Buying that first house will be the largest financial gamble for most couples. In most instances, both husband and wife will have a job when they are first married. When my father was forty years old, a man without any particular skills and a high school diploma could reasonably expect to support a wife, two kids, a mortgage on a 1,200 square foot brick box, and one car if he was willing to work 40 to 50 hours a week at a boring, fairly meaningless job on an assembly line. I am afraid those days are gone forever. Today, at least for most couples, it will take two incomes to get started. The bride and groom might be bringing student debts to the table, along with car payments, perhaps even a credit card balance or two. When we were married in the mid 1970s, most young couples at least started out with a slightly positive net worth. Ours consisted of a little over $1,000, two paid for used cars, and a pretty decent stereo system. Our first major purchase as a married couple was a 19 inch black and white television for approximately $125. Today, student loan totals of $100,000 are a possibility; essentially a mortgage without a house. Unfortunately, for most young couples the first years of a marriage must be spent preparing for starting the rest of your life together, especially the cost of starting a family. Paying down high interest debt and building an emergency fund are your first priorities. After those two beasts are under control, then start to think about building a down payment to buy your first home. Banks, the Federal Government and the governments of the several states really want you to buy a home. They have jointly conspired to offer all kinds of tax breaks and special programs for different categories of buyers. Special plans are available for first time buyers, veterans, or couples with a combined income under some threshold. Those are just a few examples of what is out there. Of course the home mortgage deduction is the single biggest tax loophole in existence. I do not hear very many reformers from either party calling for the elimination of that particular loophole. The real estate bubble of 2006 proved conclusively that buying a single family home is not always a good idea. Real Estate does not go up forever, even with assistance from Congress and the Federal Reserve. Still, families seem to do best in single family homes. Owning a home of our own is a deeply ingrained part of the American dream. Actually, I think it is more than that. Even our distant ancestors wanted a cave they could call their own. Ask yourself, “Do I really need a house?” The answer is no, but buying a house may be a wise investment as well as a means to fulfill a biological imperative.
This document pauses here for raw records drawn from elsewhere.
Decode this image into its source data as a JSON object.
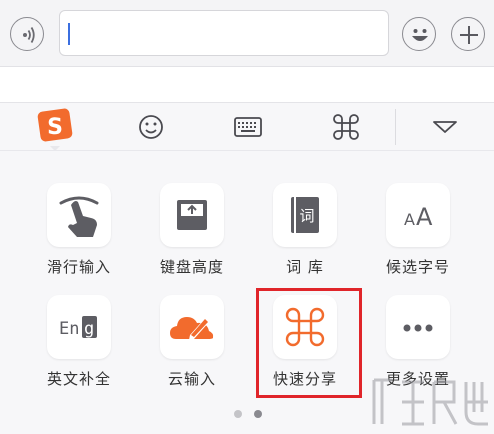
{
  "colors": {
    "accent_orange": "#f26b2d",
    "icon_gray": "#5d5d63",
    "highlight_red": "#e0252a",
    "dot_inactive": "#c4c4c8",
    "dot_active": "#8a8a90"
  },
  "chat_bar": {
    "voice_icon": "voice-wave-icon",
    "input_value": "",
    "emoji_icon": "smiley-icon",
    "plus_icon": "plus-icon"
  },
  "toolbar": {
    "items": [
      {
        "name": "sogou-logo-icon",
        "active": true
      },
      {
        "name": "emoji-icon"
      },
      {
        "name": "keyboard-icon"
      },
      {
        "name": "command-share-icon"
      },
      {
        "name": "collapse-triangle-icon"
      }
    ]
  },
  "grid": {
    "items": [
      {
        "label": "滑行输入",
        "icon": "swipe-hand-icon"
      },
      {
        "label": "键盘高度",
        "icon": "keyboard-height-icon"
      },
      {
        "label": "词 库",
        "icon": "dictionary-book-icon",
        "icon_text": "词"
      },
      {
        "label": "候选字号",
        "icon": "font-size-icon",
        "icon_text": "AA"
      },
      {
        "label": "英文补全",
        "icon": "english-complete-icon",
        "icon_text": "Eng"
      },
      {
        "label": "云输入",
        "icon": "cloud-input-icon"
      },
      {
        "label": "快速分享",
        "icon": "quick-share-icon",
        "highlighted": true
      },
      {
        "label": "更多设置",
        "icon": "more-dots-icon",
        "icon_text": "•••"
      }
    ]
  },
  "pagination": {
    "pages": 2,
    "current": 2
  }
}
If our newlyweds are college graduates living in a major metropolitan area, they might well have a combined annual income in excess of $100,000. Even those of more modest means could easily be earning a combined total in the neighborhood of $60,000. You don’t need to find ways to spend all that money. Instead live on one income if at all practical. Use the second, smaller income, to pay down existing debts or to build equity for the next big step your life. In our case that step did not turn out to be our first home. Instead, we went back to school for our second degrees. A Federal grant, scholarships, and a work study program paid for most of those two degrees. The rest came out of savings or from the income produced by whichever one of us was not in school at the time. If the next big step in your life is buying a home and starting a family, plan on doing it with one income. Banks will qualify you for a loan based on your combined incomes and credit scores, but do not fall for that trap. Two adults, a toddler, and a baby really do not need even a 1,900 square foot home. Take a step back to your grandparents’ vision of a home. Start small. You really don’t need to be carrying $500,000 in debt to support a 3,000 square foot home even if you can afford it on two incomes. There are just too many things that can go wrong. The young man who put down the first offer on our home lost his job just before going to closing. It is sad to say but that was a better outcome than losing a job the day after closing. Then it would be too late. There is a high probability that he would not have enough money left to cover the mortgage until he found another job. He could have ended up in a situation where the home was underwater. Then he wouldn’t have enough money to cover the difference between what he owed on the home and the selling price. It happens. Remember 2006-2009. Over the years, I have added this one caveat to my mortgage decision lecture. Calculate affordability on the basis of one income, not two. Young couples often decide to start a family. When babies appear on the scene young women want to stay as close as possible to their children. Fulfilling this perfectly normal instinctual desire is good for both mother and child. At least give your wife the option to be a stay at home mom for a few years if that is her desire. In five to seven years you will sell that first home and move on to something better in another city. When you are old, the time your wife spent with her babies is likely to be her most precious memory. By that time your first home, if it still even exists, will be a maintenance nightmare draining the lifeblood out of some other young couple’s combined resources.